- [EXERCISE DESCRIPTION]
Count the lines in the records beneath this task that contain the string "title", then give the count by itself.

- - - - -

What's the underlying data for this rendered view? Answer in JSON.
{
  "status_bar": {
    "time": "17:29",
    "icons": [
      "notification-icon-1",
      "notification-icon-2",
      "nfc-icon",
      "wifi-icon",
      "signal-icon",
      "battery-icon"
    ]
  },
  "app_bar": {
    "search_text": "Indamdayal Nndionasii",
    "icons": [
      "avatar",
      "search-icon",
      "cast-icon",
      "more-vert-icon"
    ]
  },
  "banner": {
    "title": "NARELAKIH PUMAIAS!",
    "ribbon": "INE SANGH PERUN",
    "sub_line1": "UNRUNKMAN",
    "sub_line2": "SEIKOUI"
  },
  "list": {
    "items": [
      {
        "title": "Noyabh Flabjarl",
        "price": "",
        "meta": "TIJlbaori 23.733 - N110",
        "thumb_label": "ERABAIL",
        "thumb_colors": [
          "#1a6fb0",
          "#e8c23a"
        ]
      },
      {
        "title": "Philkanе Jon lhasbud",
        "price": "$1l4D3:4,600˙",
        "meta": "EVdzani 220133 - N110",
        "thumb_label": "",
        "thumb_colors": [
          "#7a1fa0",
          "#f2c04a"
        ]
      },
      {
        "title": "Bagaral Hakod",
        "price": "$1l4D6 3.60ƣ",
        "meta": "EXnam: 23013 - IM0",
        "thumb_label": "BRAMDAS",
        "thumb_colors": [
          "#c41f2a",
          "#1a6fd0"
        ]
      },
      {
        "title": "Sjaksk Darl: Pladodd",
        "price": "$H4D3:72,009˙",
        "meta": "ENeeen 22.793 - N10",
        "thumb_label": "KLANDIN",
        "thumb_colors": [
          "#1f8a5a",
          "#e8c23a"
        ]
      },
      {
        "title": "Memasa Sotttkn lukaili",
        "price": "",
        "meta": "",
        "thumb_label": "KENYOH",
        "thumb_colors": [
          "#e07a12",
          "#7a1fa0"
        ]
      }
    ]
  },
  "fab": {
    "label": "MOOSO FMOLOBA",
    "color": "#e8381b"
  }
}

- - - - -

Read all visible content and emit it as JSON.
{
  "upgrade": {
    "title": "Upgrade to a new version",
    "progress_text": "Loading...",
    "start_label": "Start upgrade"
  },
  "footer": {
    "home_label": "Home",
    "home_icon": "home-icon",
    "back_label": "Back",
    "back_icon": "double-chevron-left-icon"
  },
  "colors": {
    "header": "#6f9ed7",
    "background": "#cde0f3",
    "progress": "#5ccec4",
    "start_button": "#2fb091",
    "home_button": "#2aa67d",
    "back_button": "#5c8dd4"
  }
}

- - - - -

- [ANSWER FOR THIS EXERCISE]
7